For some time I have been thinking about an event that took place in space several months ago. On the sixteenth of February two astronauts, Robert Behnken and Nicholas Patrick, new arrivals to the International Space Station on the Endeavor, spent six hours in a space walk uncovering the shutters of a window on a new observation deck, called a Cupola, that had been attached to the space station. The window has seven panels, six of them arranged around a larger, central round portal resembling the petals of a flower.
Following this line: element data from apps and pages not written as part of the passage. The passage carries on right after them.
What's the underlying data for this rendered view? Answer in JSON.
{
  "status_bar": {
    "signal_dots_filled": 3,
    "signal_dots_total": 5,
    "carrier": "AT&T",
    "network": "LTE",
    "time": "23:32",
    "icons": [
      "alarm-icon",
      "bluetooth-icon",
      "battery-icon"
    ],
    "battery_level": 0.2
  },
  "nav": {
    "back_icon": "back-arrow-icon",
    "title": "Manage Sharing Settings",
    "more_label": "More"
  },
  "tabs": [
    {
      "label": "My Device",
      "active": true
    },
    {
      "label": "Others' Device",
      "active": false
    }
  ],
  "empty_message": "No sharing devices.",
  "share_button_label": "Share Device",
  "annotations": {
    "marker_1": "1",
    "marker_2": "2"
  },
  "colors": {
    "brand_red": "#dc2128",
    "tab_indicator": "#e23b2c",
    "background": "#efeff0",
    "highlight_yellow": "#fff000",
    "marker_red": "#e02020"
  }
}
Thirty-one inches across, the largest space window ever built, the window would give the astronauts a 380 degree panoramic view of the universe around them.

What interests me, and keeps coming back to me, that scarcely anyone has mentioned, is the way the astronauts reacted to what they saw through that window as they looked out for the first time: they wept. Shuttle flight director Bob Dempsey said "the astronauts, who are accustomed to views that you and I can't really describe, were moved to tears when they looked out the windows of the Cupola for the first time tonight because the panorama is just spectacular." "I know we talk about the view a lot,” said astronaut Terry Virts, but this one takes your breath away."

A spontaneous moment. It was as if the astronauts, already familiar with the sights of the universe, were unprepared for what they saw. How can we name such a reaction? Was it awe? And how shall we anthropologists account for it? Where does it come from? We are now used to saying, in the words of Clifford Geertz, that human beings look out on the world through lenses that they themselves have spun. Did this reaction come from the lenses? Or was some essence, something more fundamental, even more visceral, in the human being aroused? So far, anthropology has left this quality unexamined.

An ancient shepherd people, who spent their nights under the stars, found words of a different sort for the sight of the universe around them: “The heavens declare the glory of God and the earth shows his handiwork.”
[Click on the title for a link to the source article.]